“It’s not about telling a story; however, I think the audiences could get connected to the piece through some particular situation and actions,” said Sáez.
The next, from Malpaso’s Delgado, is “Ocaso,” which translates as “twilight.” The duet between Delgado and other co-founder Daileidys Carrazan reflects on the day in the life of a couple.
“The complexity of the relationship between the two individuals,” Sáez said. “The different nuances of these profound affections that this couple experience(s).”
The show is rounded out with “Tabula Rasa.” Israeli choreographer Ohad Naharin originally choreographed this piece in 1986.
“But it looks completely contemporary, like it was choreographed just today,” Sáez noted.
Naharin visited the company in Havana and added to the piece, allowing the company to latch onto it in a personal way, said Sáez. The work itself is a metaphor about humanity.
“It’s a very theatrical piece in the sense that there’s a big contrast between the first part of the piece, which is very physically intense, and the second part, which is more reflective and theatrical.
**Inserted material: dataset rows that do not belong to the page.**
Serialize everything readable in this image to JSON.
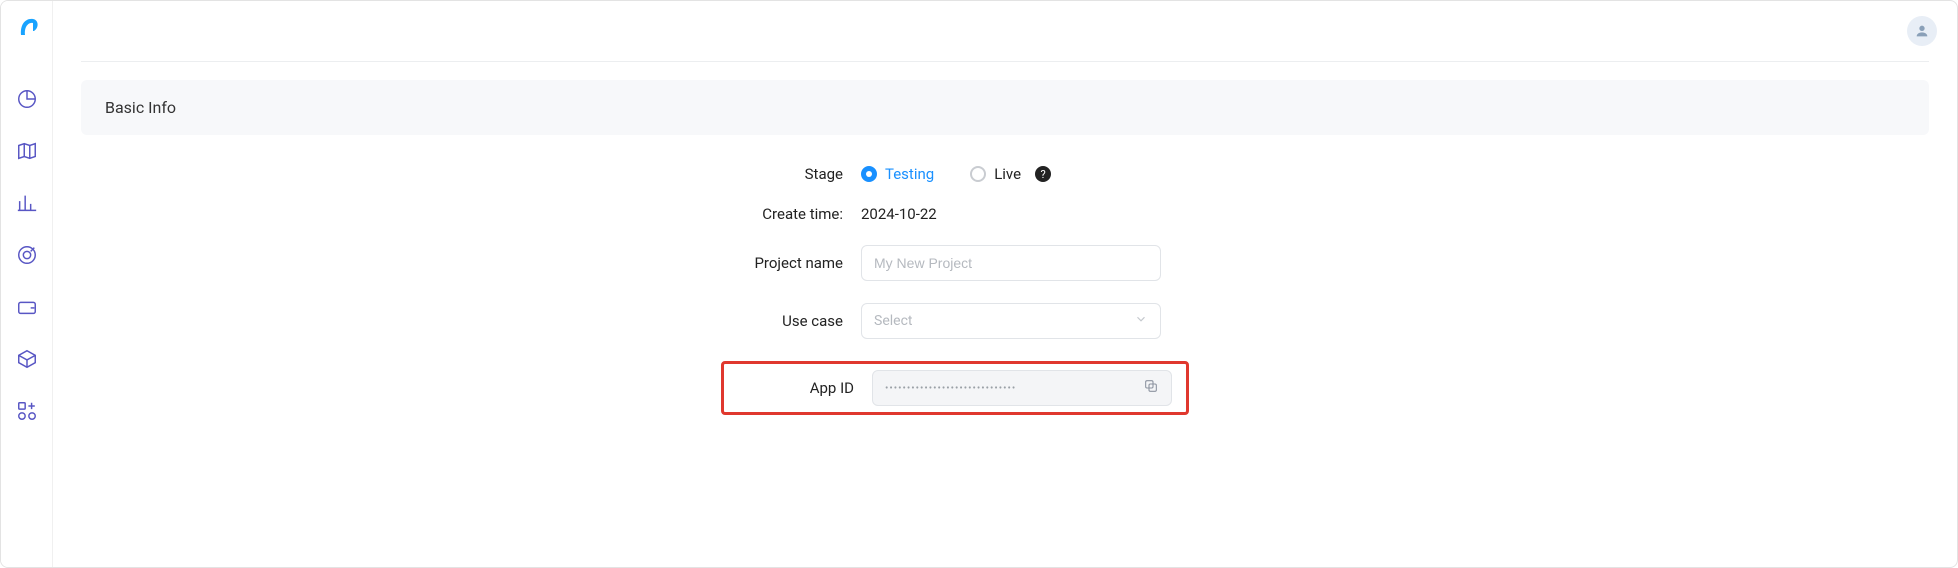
{
  "section": {
    "title": "Basic Info"
  },
  "form": {
    "stage": {
      "label": "Stage",
      "options": {
        "testing": "Testing",
        "live": "Live"
      },
      "selected": "testing"
    },
    "create_time": {
      "label": "Create time:",
      "value": "2024-10-22"
    },
    "project_name": {
      "label": "Project name",
      "placeholder": "My New Project",
      "value": ""
    },
    "use_case": {
      "label": "Use case",
      "placeholder": "Select"
    },
    "app_id": {
      "label": "App ID",
      "masked_value": "••••••••••••••••••••••••••••••"
    }
  },
  "icons": {
    "help": "?"
  }
}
So, this work, ‘Tabula Rasa,’ it’s a profound reflection of human beings and humanity, (and) where do we go?”
The Santa Fe program, he said, is a good representation of the company’s diverse repertoire.
“Very different pieces, but in common you have a contemporary vocabulary,” Sáez said. “And I think the three pieces are very well delivered by the dancers who, among the qualities they share, I have to remark on their versatility.”